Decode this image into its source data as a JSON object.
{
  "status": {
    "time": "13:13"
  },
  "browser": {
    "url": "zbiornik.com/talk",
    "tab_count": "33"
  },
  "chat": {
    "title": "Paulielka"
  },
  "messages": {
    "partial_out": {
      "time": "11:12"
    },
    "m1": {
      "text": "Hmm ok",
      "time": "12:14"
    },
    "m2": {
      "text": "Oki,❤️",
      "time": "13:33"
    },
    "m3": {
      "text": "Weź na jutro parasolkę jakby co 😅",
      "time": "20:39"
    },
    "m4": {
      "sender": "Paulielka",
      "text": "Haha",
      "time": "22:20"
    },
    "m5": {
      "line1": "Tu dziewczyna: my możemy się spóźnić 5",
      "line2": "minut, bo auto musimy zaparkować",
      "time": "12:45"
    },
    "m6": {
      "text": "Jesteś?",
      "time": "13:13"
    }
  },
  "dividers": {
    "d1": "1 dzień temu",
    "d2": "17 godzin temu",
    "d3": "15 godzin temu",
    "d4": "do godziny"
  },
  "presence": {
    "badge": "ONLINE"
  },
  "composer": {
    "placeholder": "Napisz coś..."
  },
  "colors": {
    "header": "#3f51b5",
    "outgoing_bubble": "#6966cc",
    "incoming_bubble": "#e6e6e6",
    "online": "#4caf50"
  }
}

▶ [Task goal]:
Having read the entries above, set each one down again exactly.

▶ [Result]:
Decode this image into its source data as a JSON object.
{
  "status": {
    "time": "13:13"
  },
  "browser": {
    "url": "zbiornik.com/talk",
    "tab_count": "33"
  },
  "chat": {
    "title": "Paulielka"
  },
  "messages": {
    "partial_out": {
      "time": "11:12"
    },
    "m1": {
      "text": "Hmm ok",
      "time": "12:14"
    },
    "m2": {
      "text": "Oki,❤️",
      "time": "13:33"
    },
    "m3": {
      "text": "Weź na jutro parasolkę jakby co 😅",
      "time": "20:39"
    },
    "m4": {
      "sender": "Paulielka",
      "text": "Haha",
      "time": "22:20"
    },
    "m5": {
      "line1": "Tu dziewczyna: my możemy się spóźnić 5",
      "line2": "minut, bo auto musimy zaparkować",
      "time": "12:45"
    },
    "m6": {
      "text": "Jesteś?",
      "time": "13:13"
    }
  },
  "dividers": {
    "d1": "1 dzień temu",
    "d2": "17 godzin temu",
    "d3": "15 godzin temu",
    "d4": "do godziny"
  },
  "presence": {
    "badge": "ONLINE"
  },
  "composer": {
    "placeholder": "Napisz coś..."
  },
  "colors": {
    "header": "#3f51b5",
    "outgoing_bubble": "#6966cc",
    "incoming_bubble": "#e6e6e6",
    "online": "#4caf50"
  }
}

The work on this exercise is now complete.